Wednesday, 8:30 AM. 29 degrees F the ferry dock, 27 on the back porch. Wind variable and calm . The sky is mostly clear, the humidity 84%. The barometer is steady for now. Temperatures should remain in the 30's to 40's range through the weekend, with increasing cloudiness and chances of rain showers, after which we may see a cooling trend and snow showers.
A number of Bayfield residents are readers of The Almanac, so I think it appropriate to post the following Tree Board Report. Additionally, it is good urban forestry information for the general reader.
CITY OF BAYFIELD TREE BOARD
REPORT TO THE MAYOR AND COUNCIL
JANUARY 17, 2017
The City of Bayfield traditionally makes an annual report to the Mayor and Council. This will serve both as a summary report of current conditions and as a recommendation for future actions and policies.
The citizen Tree Board is currently low on active members, and the Volunteer City Forester of some years is retiring from duty, so the present provides a good opportunity for change and revitalization.
The Tree Board has been hands-on, performing not only a policy and guidance function but assisting with planting trees and performing training pruning of young trees and similar activities.
Board members do not need to be technically trained but must be active, attend meetings regularly and be motivated by civic duty and a love of trees and the local environment.
The Forester should have or be willing to acquire some basic technical forestry skills.
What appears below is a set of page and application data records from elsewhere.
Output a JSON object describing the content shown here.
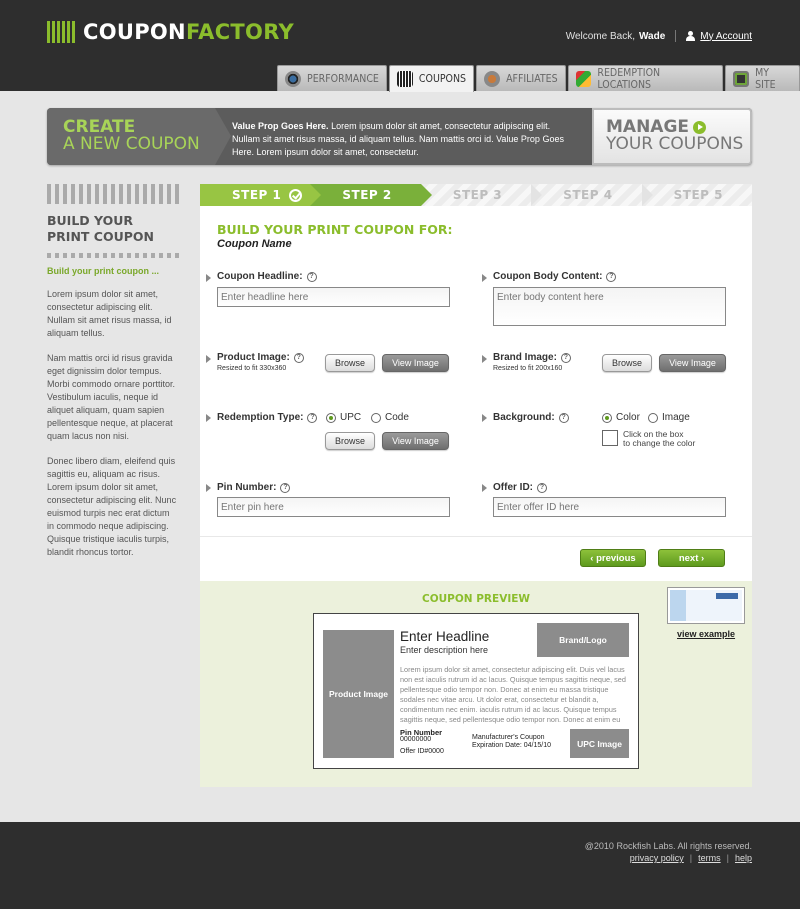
{
  "brand": {
    "part1": "COUPON",
    "part2": "FACTORY"
  },
  "user": {
    "welcome": "Welcome Back,",
    "name": "Wade",
    "account_link": "My Account"
  },
  "tabs": [
    {
      "label": "PERFORMANCE",
      "icon": "performance-icon"
    },
    {
      "label": "COUPONS",
      "icon": "coupons-barcode-icon",
      "active": true
    },
    {
      "label": "AFFILIATES",
      "icon": "affiliates-icon"
    },
    {
      "label": "REDEMPTION LOCATIONS",
      "icon": "redemption-map-icon"
    },
    {
      "label": "MY SITE",
      "icon": "my-site-monitor-icon"
    }
  ],
  "banner": {
    "create_l1": "CREATE",
    "create_l2": "A NEW COUPON",
    "value_prop_bold": "Value Prop Goes Here.",
    "value_prop_text": "Lorem ipsum dolor sit amet, consectetur adipiscing elit. Nullam sit amet risus massa, id aliquam tellus. Nam mattis orci id. Value Prop Goes Here. Lorem ipsum dolor sit amet, consectetur.",
    "manage_l1": "MANAGE",
    "manage_l2": "YOUR COUPONS"
  },
  "sidebar": {
    "title": "BUILD YOUR PRINT COUPON",
    "subtitle": "Build your print coupon ...",
    "p1": "Lorem ipsum dolor sit amet, consectetur adipiscing elit. Nullam sit amet risus massa, id aliquam tellus.",
    "p2": "Nam mattis orci id risus gravida eget dignissim dolor tempus. Morbi commodo ornare porttitor. Vestibulum iaculis, neque id aliquet aliquam, quam sapien pellentesque neque, at placerat quam lacus non nisi.",
    "p3": "Donec libero diam, eleifend quis sagittis eu, aliquam ac risus. Lorem ipsum dolor sit amet, consectetur adipiscing elit. Nunc euismod turpis nec erat dictum in commodo neque adipiscing. Quisque tristique iaculis turpis, blandit rhoncus tortor."
  },
  "steps": [
    {
      "label": "STEP 1",
      "state": "done"
    },
    {
      "label": "STEP 2",
      "state": "current"
    },
    {
      "label": "STEP 3",
      "state": "todo"
    },
    {
      "label": "STEP 4",
      "state": "todo"
    },
    {
      "label": "STEP 5",
      "state": "todo"
    }
  ],
  "form": {
    "title": "BUILD YOUR PRINT COUPON FOR:",
    "coupon_name": "Coupon Name",
    "help": "?",
    "headline_label": "Coupon Headline:",
    "headline_placeholder": "Enter headline here",
    "body_label": "Coupon Body Content:",
    "body_placeholder": "Enter body content here",
    "product_image_label": "Product Image:",
    "product_image_hint": "Resized to fit 330x360",
    "brand_image_label": "Brand Image:",
    "brand_image_hint": "Resized to fit 200x160",
    "browse": "Browse",
    "view_image": "View Image",
    "redemption_label": "Redemption Type:",
    "redemption_upc": "UPC",
    "redemption_code": "Code",
    "redemption_selected": "UPC",
    "background_label": "Background:",
    "background_color": "Color",
    "background_image": "Image",
    "background_selected": "Color",
    "color_hint_l1": "Click on the box",
    "color_hint_l2": "to change the color",
    "pin_label": "Pin Number:",
    "pin_placeholder": "Enter pin here",
    "offer_label": "Offer ID:",
    "offer_placeholder": "Enter offer ID here",
    "previous": "‹ previous",
    "next": "next ›"
  },
  "preview": {
    "title": "COUPON PREVIEW",
    "product_image": "Product Image",
    "headline": "Enter Headline",
    "description": "Enter description here",
    "brand_logo": "Brand/Logo",
    "body": "Lorem ipsum dolor sit amet, consectetur adipiscing elit. Duis vel lacus non est iaculis rutrum id ac lacus. Quisque tempus sagittis neque, sed pellentesque odio tempor non. Donec at enim eu massa tristique sodales nec vitae arcu. Ut dolor erat, consectetur et blandit a, condimentum nec enim. iaculis rutrum id ac lacus. Quisque tempus sagittis neque, sed pellentesque odio tempor non. Donec at enim eu massa tristique sodales nec vitae arcu. Ut",
    "pin_label": "Pin Number",
    "pin_value": "00000000",
    "offer_id": "Offer ID#0000",
    "manufacturer": "Manufacturer's Coupon",
    "expiration": "Expiration Date: 04/15/10",
    "upc": "UPC Image",
    "example_link": "view example"
  },
  "footer": {
    "copyright": "@2010 Rockfish Labs. All rights reserved.",
    "privacy": "privacy policy",
    "terms": "terms",
    "help": "help"
  },
  "colors": {
    "accent_green": "#8bbd2c",
    "header_bg": "#2e2e2e",
    "preview_bg": "#ecf1dc"
  }
}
There are ample inexpensive opportunities provided by the Wisconsin DNR and the US Forest Service for training and networking for the Board and Forester, as well as interested city employees.
CURRENT STATUS OF THE CITY OF BAYFIELD URBAN FOREST
The City of Bayfield street and park trees are in good shape from a health and diversity standpoint, and were last professionally evaluated in a report done by Bluestem Forestry in November, 2011, but a follow up professional report should be done soon.
In general, the city has kept up with replacing, pruning and monitoring city owned trees removed due to disease, accident or age (trees within 30’ of a standard street center-line) . Our tree population is diverse and beautiful.
Our current tree planting policy counts on individual homeowners requesting either a shade or ornamental tree for the boulevard in front of their property. Requests are routinely granted for spring planting, and trees are seldom planted where they interfere with views or are otherwise not wanted.
The Tree Board and Forester monitor for insect, disease and safety problems (including Emerald Ash Borer) along with directions and requests from the City Public Works Director.
The Tree Board plants an Arbor Day Tree and conducts a ceremony and school program annually. It also maintains a spot on the city web site.
The Tree Board has been very successful in obtaining matching grants for tree inventories and planting, and it is considered a leader in this regard by WDNR and the US Forest Service.
In addition to continuing the current activities of the Tree Board, which serve the city well, we recommend the city consider the following:
· . Apply for matching grants for an updated Urban Forestry Plan and Tree Inventory.
· .Consider appointing a current or future city employee as Forester. It does not have to be a full time position, but would require some extra compensation and training for an interested person. Most cities, no matter how small, employ a city forester. This would improve computerized record keeping and ongoing tree maintenance. It would also ensure optimum coordination with contractors and nurseries.
· .Bayfield needs to consider the entire city as its urban forest, including trees on private property. Urban forestry is now seen as being akin in many ways to traditional forestry. As unlikely as this may seem, it is the way the state and federal government now look at the urban forest, and that mindset will be the key to many major grant opportunities.
Bayfield has few publicly owned ash trees, but the ash population on private property is unknown, and a voluntary census would start the community thinking about a public-private urban forest.
· . Grant funds for city forestry will increasingly be tied to partnerships with other cities and communities, as well as with community nonprofit groups such as the Chamber of Commerce and The Bayfield Regional Conservancy.
Bayfield was lead agency for a major cooperative tree planting grant several years ago that included Bayfield, Red Cliff, Washburn and Ashland, and it can be so again.
· The city ravine conservancy areas function as originally intended but are an ongoing maintenance and public relations problem. Citizens complain about their esthetic appearance and interference with prime lake views; conversely, they also present a major potential for grant funding.
The city should take full responsibility for these areas and seek grants and other funding for a full study that leads to updated ordinances and problem solving for these neglected resources.
· .Thinking in the very broadest terms, it might be wise to investigate the establishment of a non-profit entity for the long range funding of the City of Bayfield Urban Forest.
The City of Bayfield Tree Board has functioned well for many years and it has received many major grants and updated and modernized the city tree ordinances and inventory. The city street and park tree population is diverse and healthy. The Tree Board is now at a junction where its membership needs to be rejuvenated and the volunteer forester replaced. It is hoped that both will be done well and quickly.
It recommends that a city employee be designated, trained and compensated as the Forester.
It is time to think about city trees in broader terms than in the past.
Properly staffed and led, the City of Bayfield Urban Forestry program should be on track to sustain itself through grant funding and other non-tax revenue.
Art Ode, Volunteer City Forester